Making Polio History
Purple Pinkie Day is an initiative of the Rotary International Club’s Polio campaign to help eradicate polio worldwide. Vermilion schools J.R. Robson, VES, St. Jerome’s and the Outreach school took part on February 23.
The day was organized by the Rotary Club and students lined up to have their little pinkie finger painted with ink along with making a small donation in support of the cause.
This year was the hundredth anniversary of The Rotary Club, a global network of community volunteers and is one of the largest influential international humanitarian service organizations worldwide.
According to the Rotary International website Polio has been 99.9 percent eradicated worldwide since the first project to vaccinate children in the Philippines in 1979. This is one last push to destroy the disease for good.
Polio has been eradicated in all except for three countries in the world, Afghanistan, Nigeria and Pakistan; almost ending Polio worldwide.
Dawn Riley and other volunteers spoke with the children at VES informing them about the Polio disease and how the funds they donated go to buy vaccines for unfortunate children.
Polio has no cure. It is a crippling and potentially fatal disease, and children under the age of 5 years old are at the greatest risk.
Through one of the world’s biggest immunization programs; Polio is easy to prevent by vaccination that costs a small amount. When a child is vaccinated, they have a purple stamp put on their little finger – giving them a Purple Pinkie.

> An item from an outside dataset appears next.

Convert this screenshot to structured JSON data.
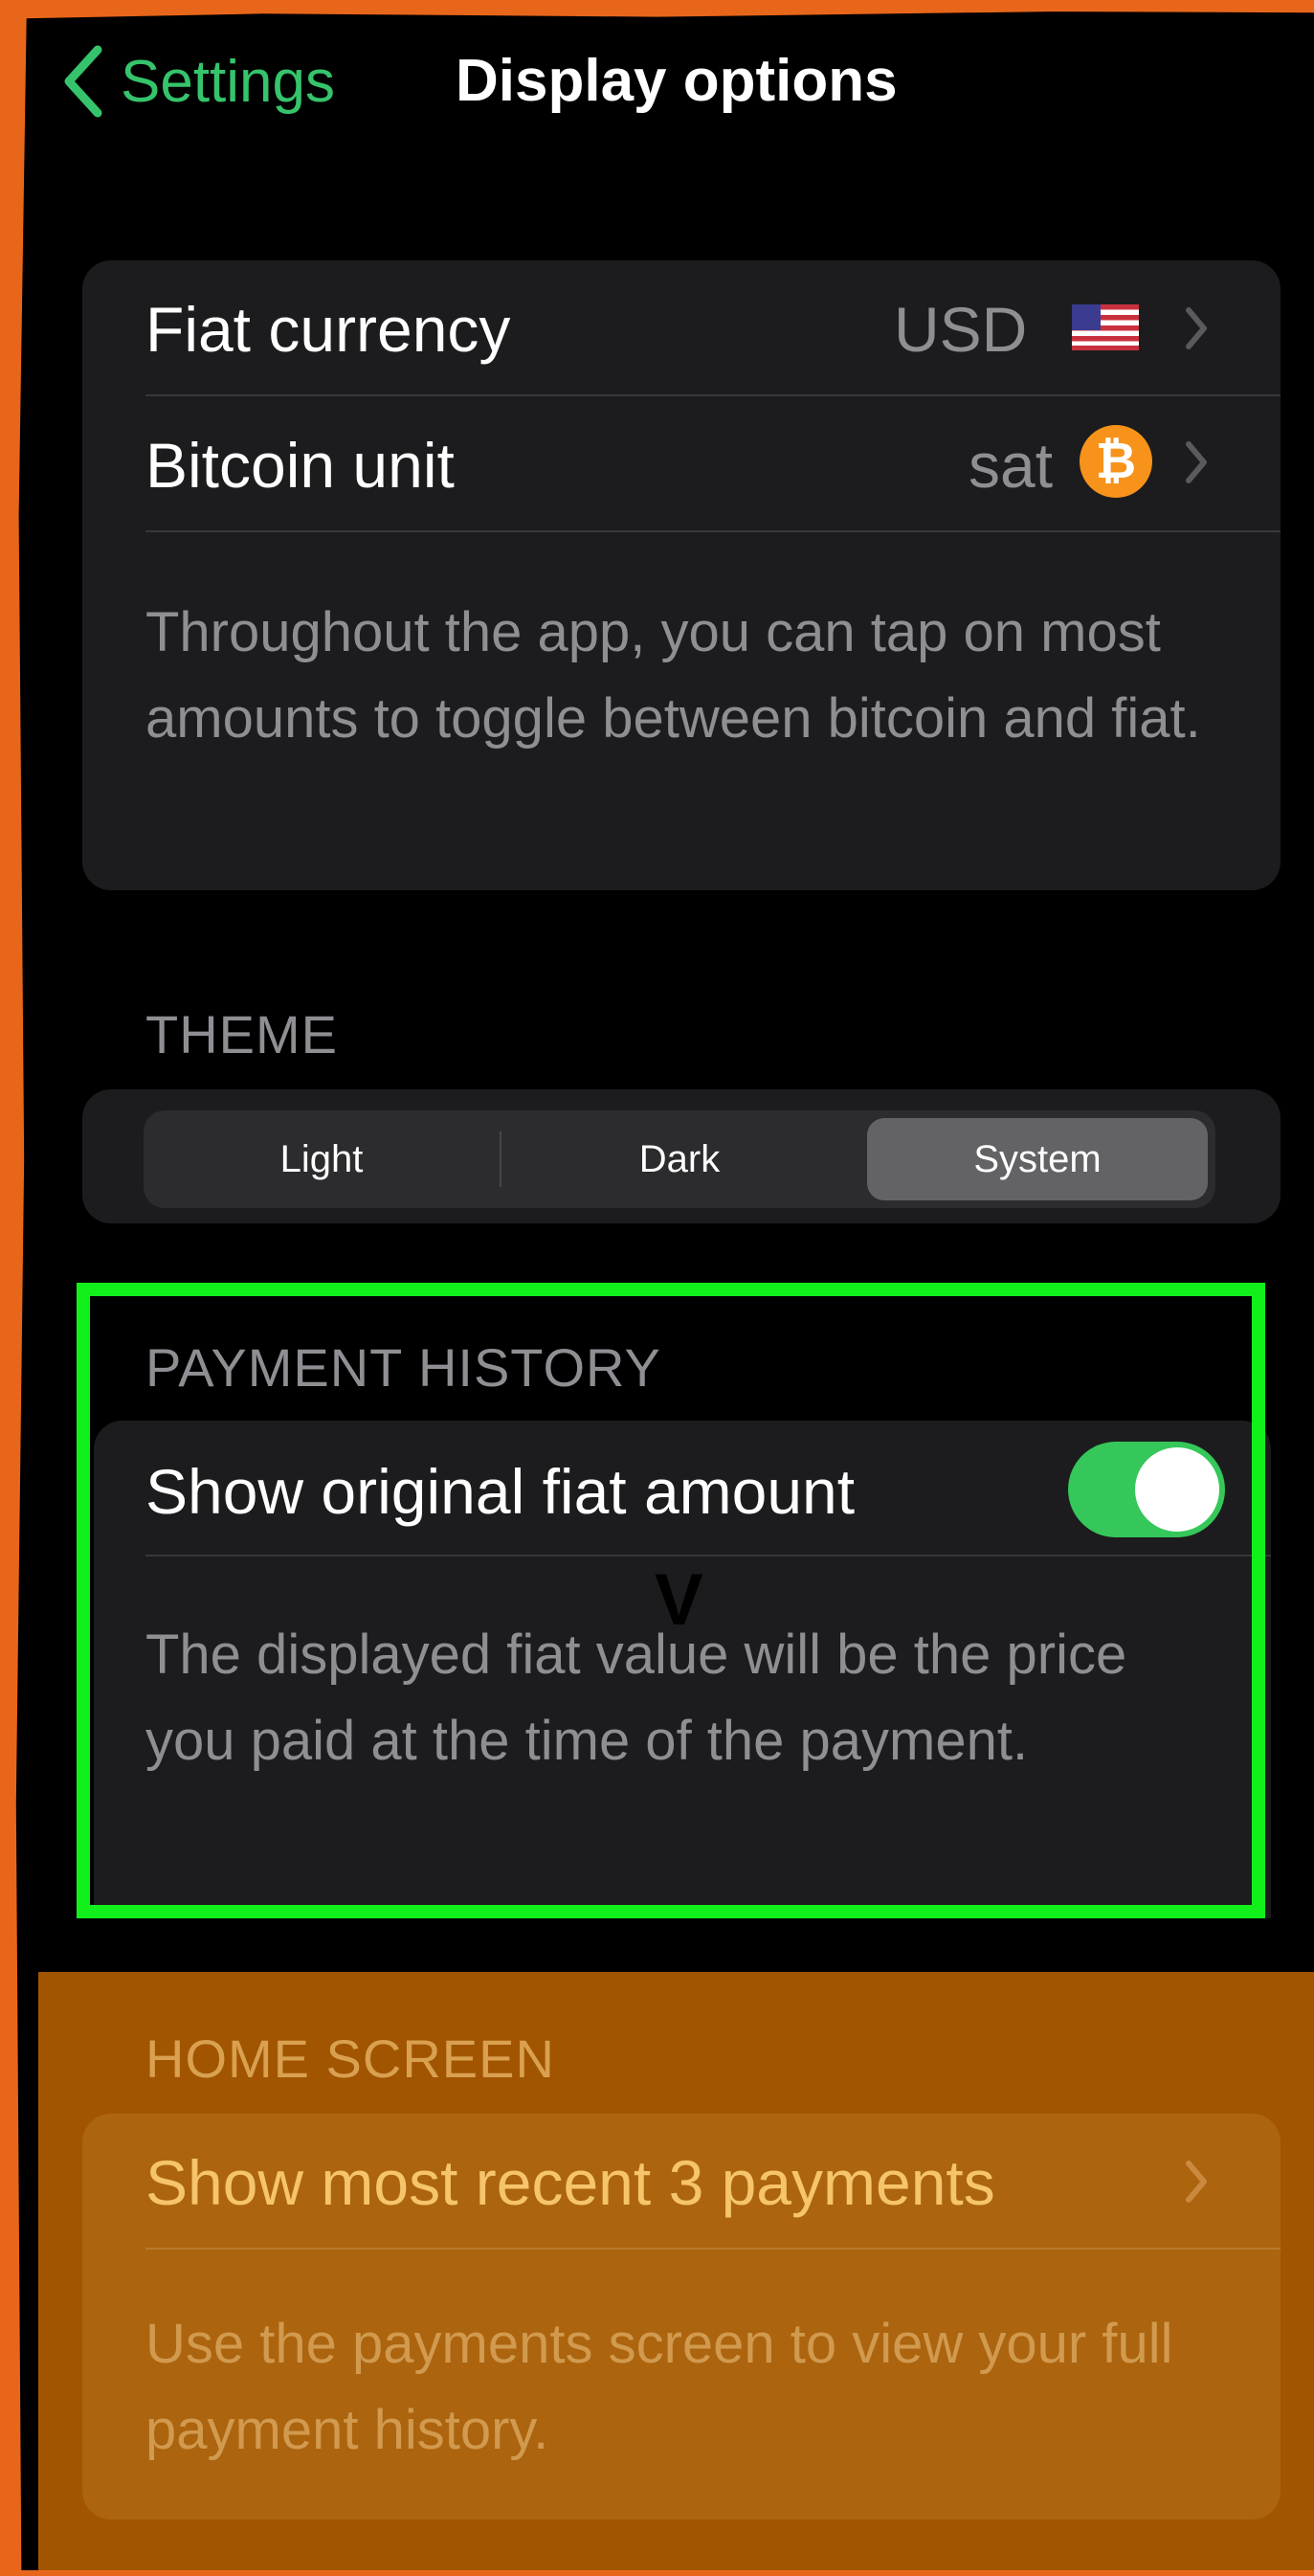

The Purple Pinkie campaign with your support can help make the pain and life-limiting effects of Polio a thing of the past.